Pasir Panjang, translating to ‘long sand’ in Malay, rests gracefully in the southern realms of Queenstown, Singapore. This region, which once had its roadways hugging the coastline, boasts a history that stretches back centuries, intertwining tales of war, trade, and cultural heritage.
By the mid-19th century, the strategic location of Pasir Panjang was already being acknowledged. Pasir Panjang Road, crafted by the hands of John Turnbull Thomson by 1850, reached all the way to the Jurong River. Thomson, who held the significant post of Government Surveyor of Singapore from 1841 to 1853, had envisioned the road as a crucial connector for the city.
In the early 20th century, Pasir Panjang underwent transformations that would mark its place in history. In 1910, with the government’s takeover of the opium industry, a state-owned factory was birthed in this area. But more notably, it was the site of the Battle of Pasir Panjang in February 1942. This confrontation, during which many brave souls like Adnan bin Saidi laid down their lives, marked one of Singapore’s final standoffs between British and Japanese forces. The subsequent Japanese victory would pave the way for Singapore’s fall during World War II.

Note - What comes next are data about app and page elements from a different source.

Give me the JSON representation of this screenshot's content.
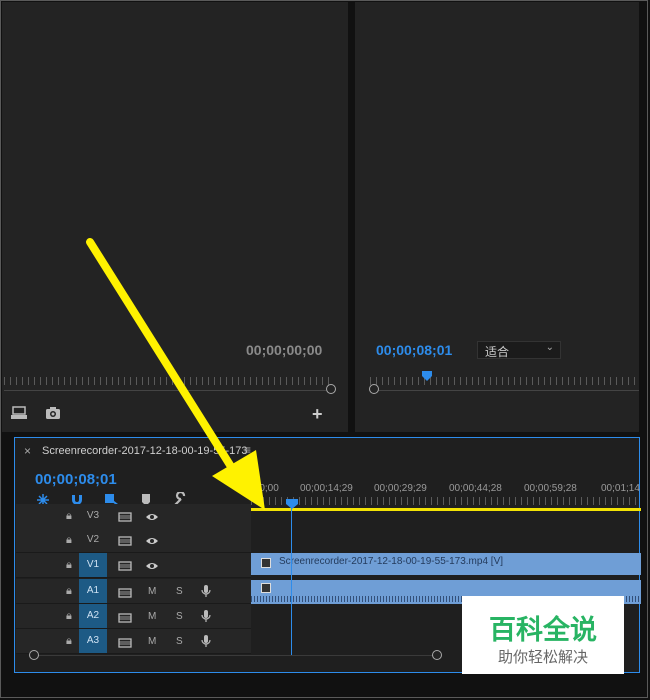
{
  "source_monitor": {
    "timecode": "00;00;00;00"
  },
  "program_monitor": {
    "timecode": "00;00;08;01",
    "zoom": "适合"
  },
  "timeline": {
    "tab_title": "Screenrecorder-2017-12-18-00-19-55-173",
    "close": "×",
    "menu": "≡",
    "timecode": "00;00;08;01",
    "ruler_labels": [
      ";00;00",
      "00;00;14;29",
      "00;00;29;29",
      "00;00;44;28",
      "00;00;59;28",
      "00;01;14"
    ],
    "tracks": {
      "v3": "V3",
      "v2": "V2",
      "v1": "V1",
      "a1": "A1",
      "a2": "A2",
      "a3": "A3",
      "mute": "M",
      "solo": "S"
    },
    "clip_name": "Screenrecorder-2017-12-18-00-19-55-173.mp4 [V]"
  },
  "watermark": {
    "title": "百科全说",
    "subtitle": "助你轻松解决"
  },
  "colors": {
    "accent_blue": "#2d8ceb",
    "arrow": "#fff200",
    "clip": "#6f9ed6"
  },
  "icons": [
    "export-frame-icon",
    "camera-icon",
    "add-icon",
    "lock-icon",
    "film-icon",
    "eye-icon",
    "mic-icon",
    "wrench-icon",
    "marker-icon",
    "magnet-icon",
    "ripple-icon",
    "linked-selection-icon",
    "fx-icon",
    "arrow-annotation"
  ]
}
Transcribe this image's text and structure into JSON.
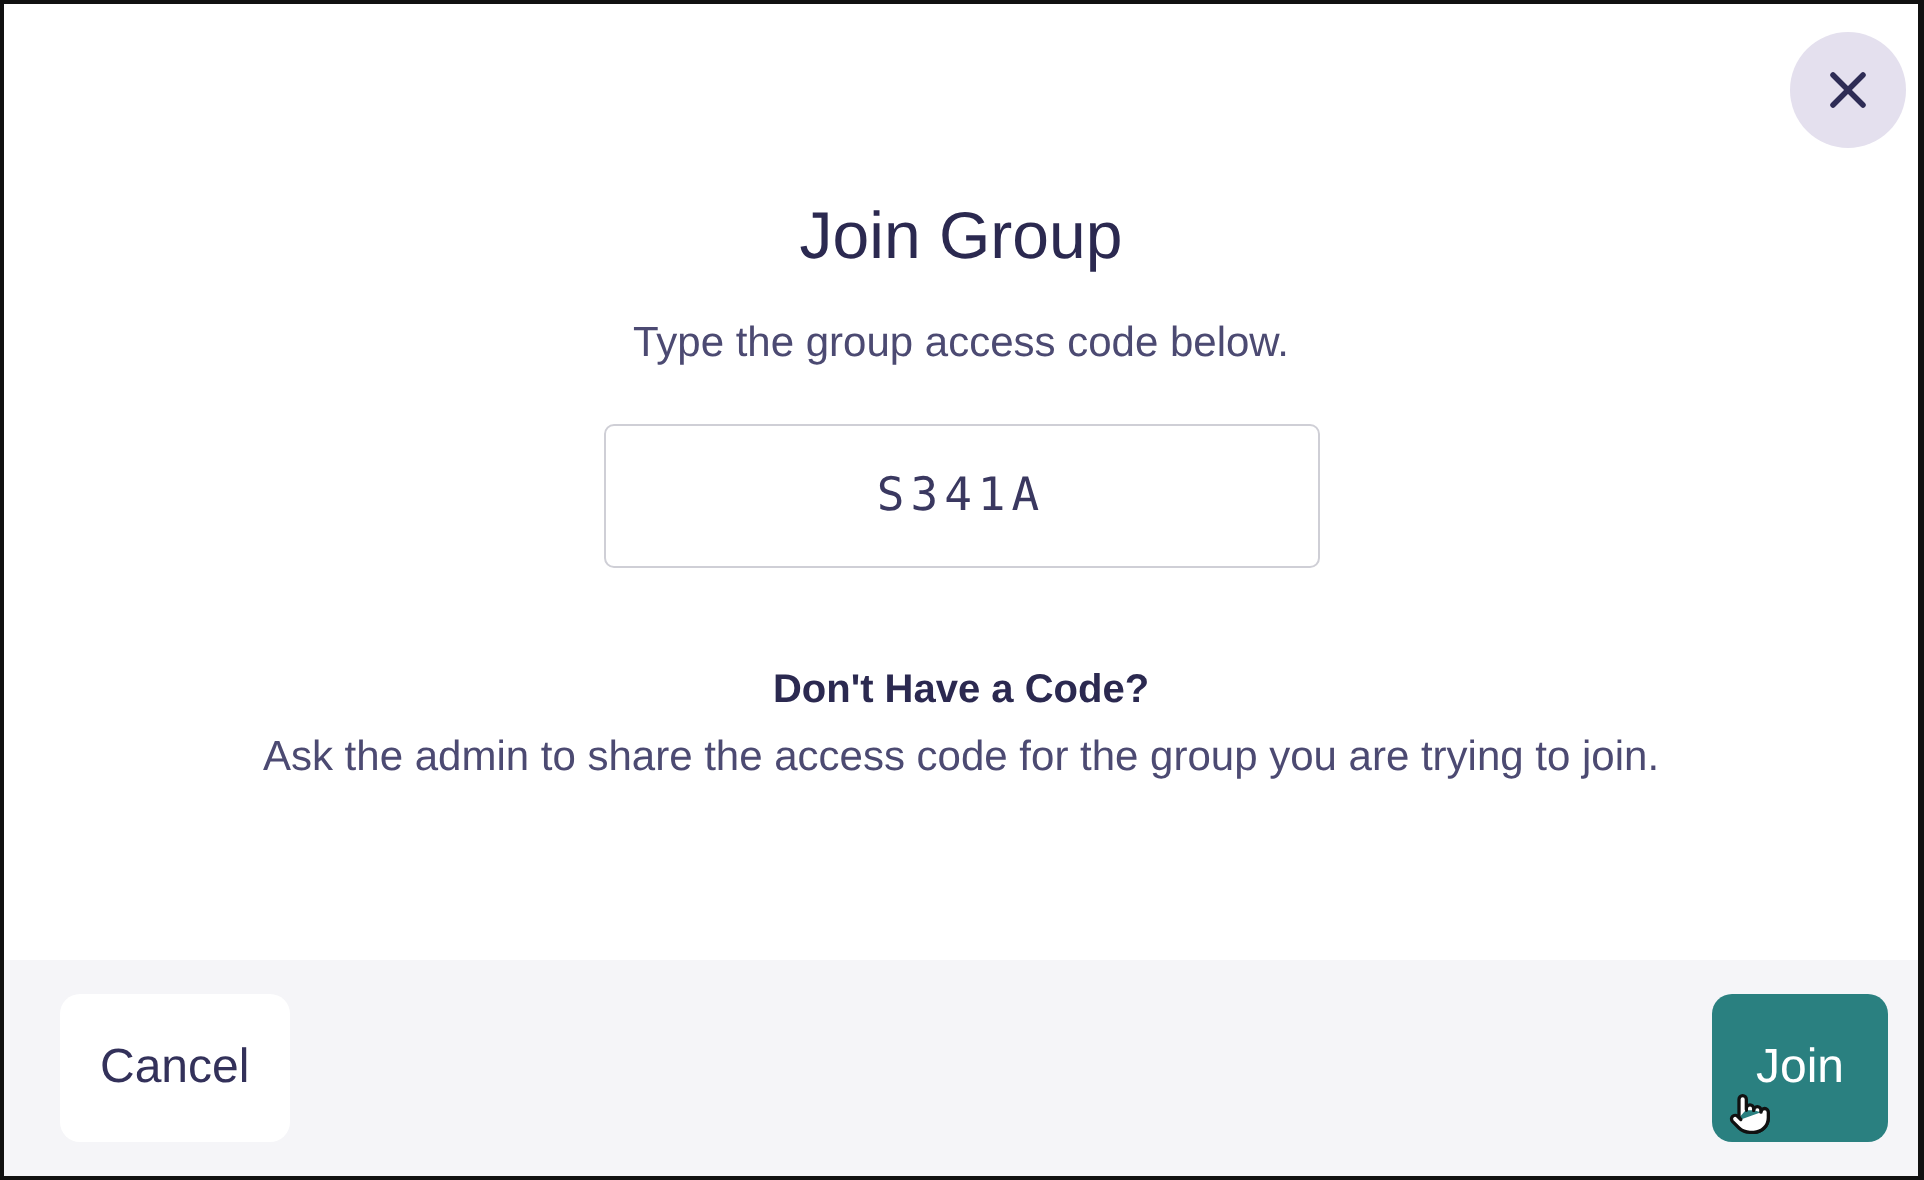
{
  "dialog": {
    "title": "Join Group",
    "subtitle": "Type the group access code below.",
    "code_field": {
      "value": "S341A"
    },
    "help": {
      "heading": "Don't Have a Code?",
      "text": "Ask the admin to share the access code for the group you are trying to join."
    }
  },
  "footer": {
    "buttons": [
      {
        "label": "Cancel",
        "kind": "secondary"
      },
      {
        "label": "Join",
        "kind": "primary"
      }
    ]
  }
}
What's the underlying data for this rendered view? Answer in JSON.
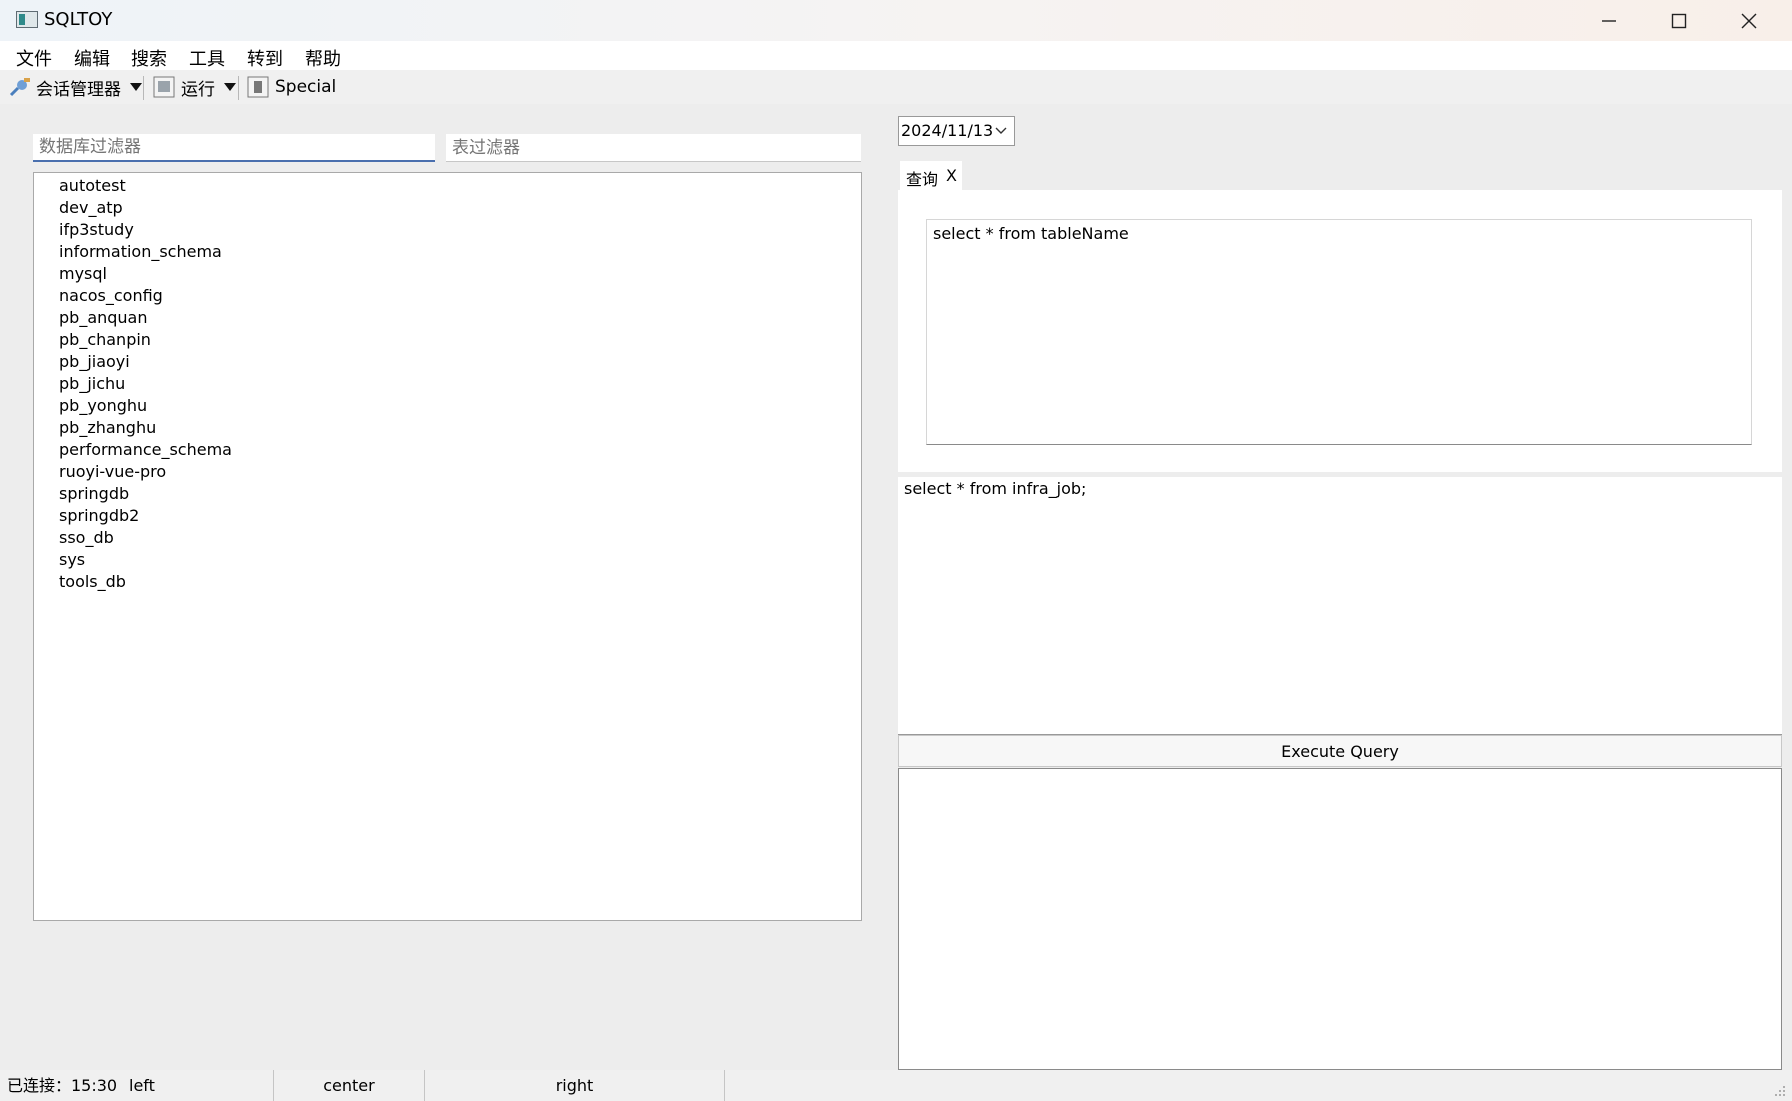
{
  "window": {
    "title": "SQLTOY"
  },
  "menubar": {
    "items": [
      "文件",
      "编辑",
      "搜索",
      "工具",
      "转到",
      "帮助"
    ]
  },
  "toolbar": {
    "session_label": "会话管理器",
    "run_label": "运行",
    "special_label": "Special"
  },
  "left": {
    "db_filter_placeholder": "数据库过滤器",
    "table_filter_placeholder": "表过滤器",
    "databases": [
      "autotest",
      "dev_atp",
      "ifp3study",
      "information_schema",
      "mysql",
      "nacos_config",
      "pb_anquan",
      "pb_chanpin",
      "pb_jiaoyi",
      "pb_jichu",
      "pb_yonghu",
      "pb_zhanghu",
      "performance_schema",
      "ruoyi-vue-pro",
      "springdb",
      "springdb2",
      "sso_db",
      "sys",
      "tools_db"
    ]
  },
  "right": {
    "date_value": "2024/11/13",
    "tab_label": "查询",
    "tab_close": "X",
    "query_editor_text": "select * from tableName",
    "query_text": "select * from infra_job;",
    "execute_label": "Execute Query"
  },
  "statusbar": {
    "connection": "已连接：15:30",
    "left": "left",
    "center": "center",
    "right": "right"
  },
  "colors": {
    "focus_accent": "#4a6fae",
    "background": "#ededed"
  }
}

Post-war, Pasir Panjang saw a resurgence, but of a different kind. Since the late 1960s, vast swaths of its coastline were reclaimed, transforming it into a hub of maritime trade, especially containerization. The Pasir Panjang Terminal emerged as a symbol of this change, establishing itself as a cornerstone of the Port of Singapore.
Not to be missed in this historic enclave are landmarks like the Pasir Panjang Pillbox, a wartime relic now standing about .75 km from the sea due to land reclamation. The PSA Vista building at Pasir Panjang Terminal stands as a testament to modernization, representing PSA International’s vision for the future. Yet, amidst this march of progress, whispers of the past remain. The Old Pasir Panjang Police Sub-station, which once stood as a beacon of security, gave way to the contemporary Spectrum condominium. And the Poh Ern Shih Temple, dedicated to Kṣitigarbha Bodhisattva, stands as a memorial for those who perished in the Battle of Pasir Panjang.
In essence, Pasir Panjang isn’t just a geographical locale; it’s a tapestry woven with stories of valor, commerce, and cultural significance. It stands as a testament to Singapore’s enduring spirit, its capacity to remember its roots while steering boldly into the future.